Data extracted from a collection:
----

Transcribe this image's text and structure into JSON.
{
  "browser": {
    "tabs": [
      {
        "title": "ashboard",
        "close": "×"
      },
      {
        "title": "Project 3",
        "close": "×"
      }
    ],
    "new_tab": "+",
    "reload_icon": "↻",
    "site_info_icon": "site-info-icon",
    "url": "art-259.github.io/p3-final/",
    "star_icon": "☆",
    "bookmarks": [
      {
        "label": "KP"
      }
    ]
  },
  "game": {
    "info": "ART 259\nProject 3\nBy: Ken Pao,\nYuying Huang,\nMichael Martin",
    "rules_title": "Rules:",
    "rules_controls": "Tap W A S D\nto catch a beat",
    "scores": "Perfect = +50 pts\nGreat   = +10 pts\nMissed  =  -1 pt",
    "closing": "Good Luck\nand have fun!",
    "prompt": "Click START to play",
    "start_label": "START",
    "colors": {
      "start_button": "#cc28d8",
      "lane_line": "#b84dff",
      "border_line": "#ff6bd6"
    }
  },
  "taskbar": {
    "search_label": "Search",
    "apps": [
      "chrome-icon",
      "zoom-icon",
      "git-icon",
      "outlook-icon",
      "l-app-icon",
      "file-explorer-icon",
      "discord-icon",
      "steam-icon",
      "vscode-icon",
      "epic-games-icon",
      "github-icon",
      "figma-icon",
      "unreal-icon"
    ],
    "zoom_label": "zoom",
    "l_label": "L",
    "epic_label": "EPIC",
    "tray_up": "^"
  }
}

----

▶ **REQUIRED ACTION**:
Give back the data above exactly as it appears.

▶ **RESPONSE**:
Transcribe this image's text and structure into JSON.
{
  "browser": {
    "tabs": [
      {
        "title": "ashboard",
        "close": "×"
      },
      {
        "title": "Project 3",
        "close": "×"
      }
    ],
    "new_tab": "+",
    "reload_icon": "↻",
    "site_info_icon": "site-info-icon",
    "url": "art-259.github.io/p3-final/",
    "star_icon": "☆",
    "bookmarks": [
      {
        "label": "KP"
      }
    ]
  },
  "game": {
    "info": "ART 259\nProject 3\nBy: Ken Pao,\nYuying Huang,\nMichael Martin",
    "rules_title": "Rules:",
    "rules_controls": "Tap W A S D\nto catch a beat",
    "scores": "Perfect = +50 pts\nGreat   = +10 pts\nMissed  =  -1 pt",
    "closing": "Good Luck\nand have fun!",
    "prompt": "Click START to play",
    "start_label": "START",
    "colors": {
      "start_button": "#cc28d8",
      "lane_line": "#b84dff",
      "border_line": "#ff6bd6"
    }
  },
  "taskbar": {
    "search_label": "Search",
    "apps": [
      "chrome-icon",
      "zoom-icon",
      "git-icon",
      "outlook-icon",
      "l-app-icon",
      "file-explorer-icon",
      "discord-icon",
      "steam-icon",
      "vscode-icon",
      "epic-games-icon",
      "github-icon",
      "figma-icon",
      "unreal-icon"
    ],
    "zoom_label": "zoom",
    "l_label": "L",
    "epic_label": "EPIC",
    "tray_up": "^"
  }
}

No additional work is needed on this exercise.